AT&T and Verizon Wireless also allow customers to upgrade their phones before the typical two years are up. But neither Verizon's Edge nor AT&T's Next program reduces the monthly service fees, so customers pay more overall. With the iPhone 5S, for instance, a phone company typically charges about $200, or $450 less than the full retail price of the phone. With Edge, customers pay the entire $650, with no credit for not needing the subsidy. Next discounts the price to $540, but that's still $340 more than what customers normally pay.
Sprint said the program is available to new and existing customers on Unlimited, My Way and My All-in plans beginning on Friday.
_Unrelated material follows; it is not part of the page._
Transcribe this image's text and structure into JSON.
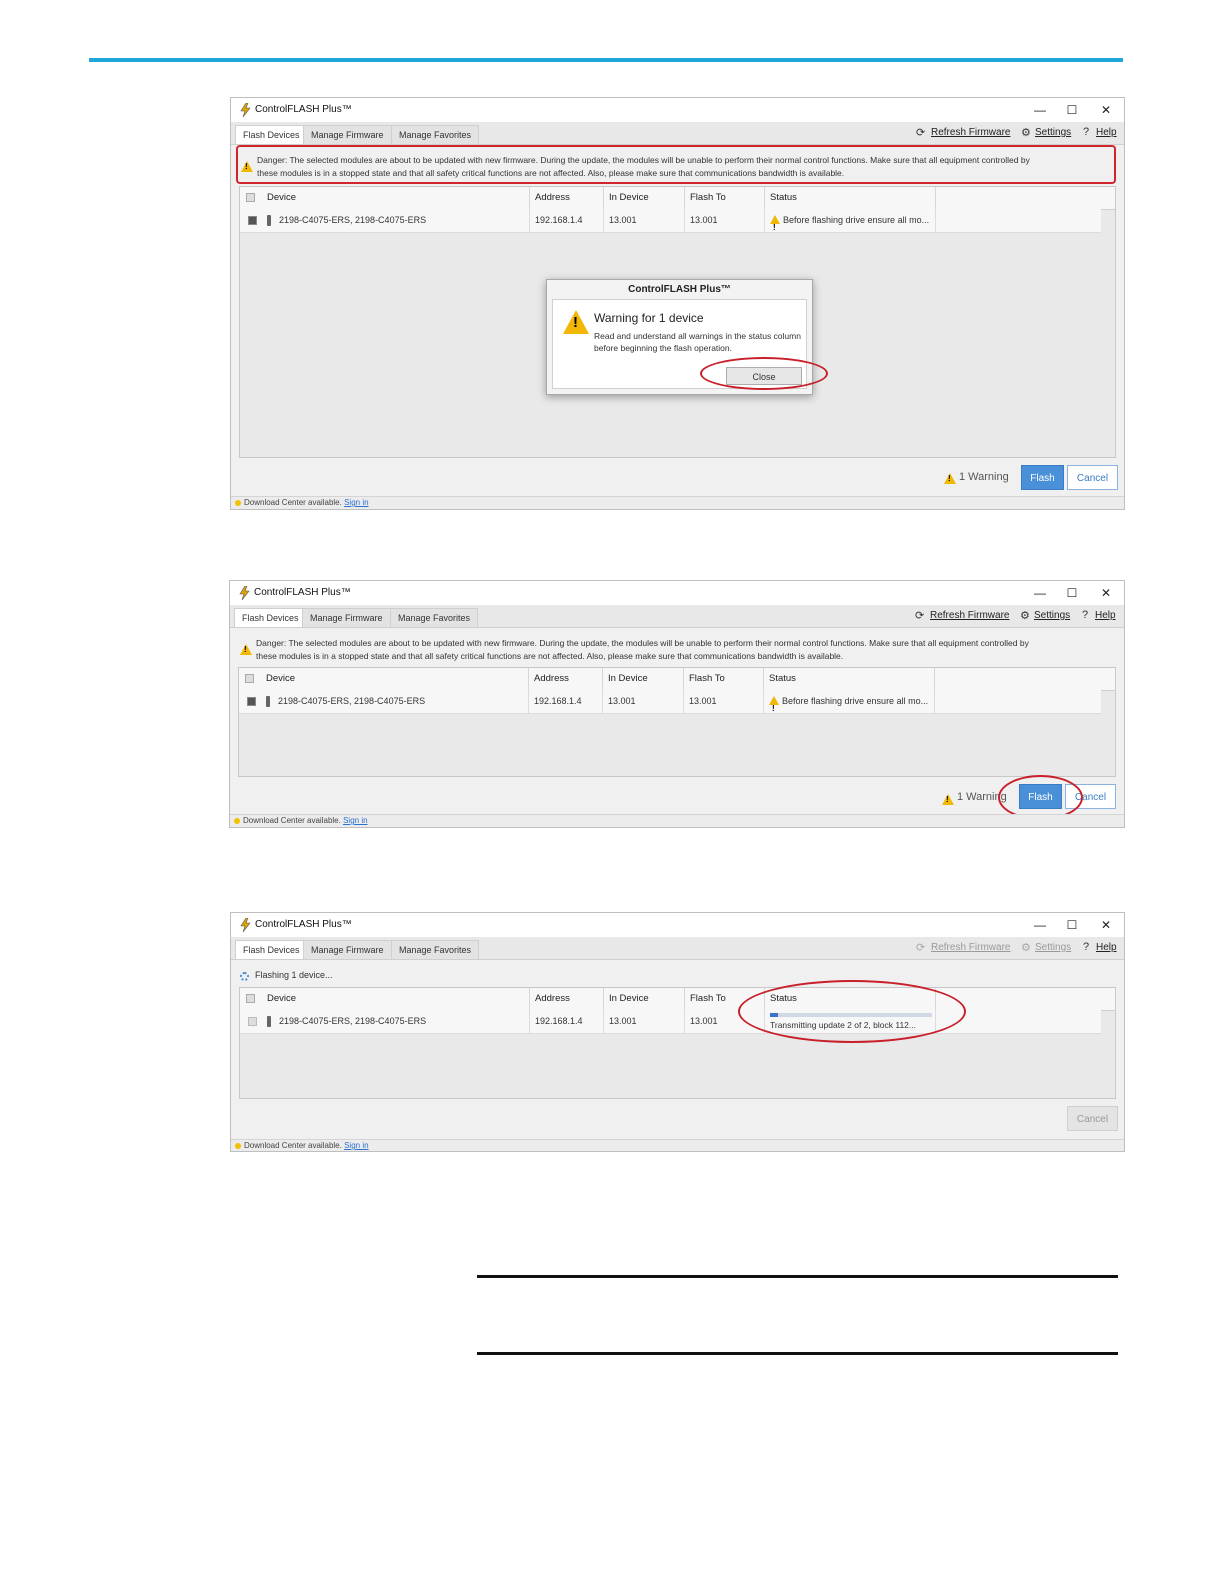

It is not yet available at Sprint stores in Florida or Washington, D.C.
Customers who want to sign up for the Sprint One Up program must buy an eligible smartphone or tablet and agree to two years of installment payments. Sprint said that once a customer makes 12 straight payments, or pays for half of the phone's cost, they can upgrade to a new smartphone or tablet. That applies retroactively to customers who have had their current phone for at least 12 months. The customer must turn in the old phone in good working condition, which means no cracked screens or other damage.
The fee for unlimited voice, text and data will be $65 a month, which is $15 less a month than its standard rate plan. That's a savings of $360 over two years, but less than the $450 iPhone subsidy.
Sprint isn't charging a down payment for new phones, but says that's a limited-time offer. That means that when customers are ready to upgrade in 12 months, they may have to make an extra payment up front to get the new device.
In July, T-Mobile was the first of the four carriers to announce an upgrade plan. Under Jump, customers are eligible for two upgrades every 12 months as long as they pay the $10 monthly fee. There's a deductible for insurance claims and a down payment for new phones, so upgrading frequently will be more expensive than keeping the phone the full two years.
AT&T Inc. followed a few weeks later with Next. There's no down payment or upgrade fee, but there's no insurance or reduction in monthly service fees either. The customer pays for the phone over 20 months and can upgrade 12 months into it.
With Verizon's Edge, which began in August, there's also no down payment or upgrade fee, nor is there insurance or any change in service fees. The cost of the phone is spread over 24 months instead of 20, and a customer can upgrade in just six months. However, before a year is up, the customer needs to pay off several months of installments to hit 50 percent of the phone's full cost. So at six months, that's six extra monthly payments at once.
Sprint One Up: http://www.sprint.com/landings/oneup
T-Mobile Jump: http://explore.t-mobile.com/phone-upgrade
AT&T Next: http://att.com/next
Verizon Edge: http://www.verizonwireless.com/edge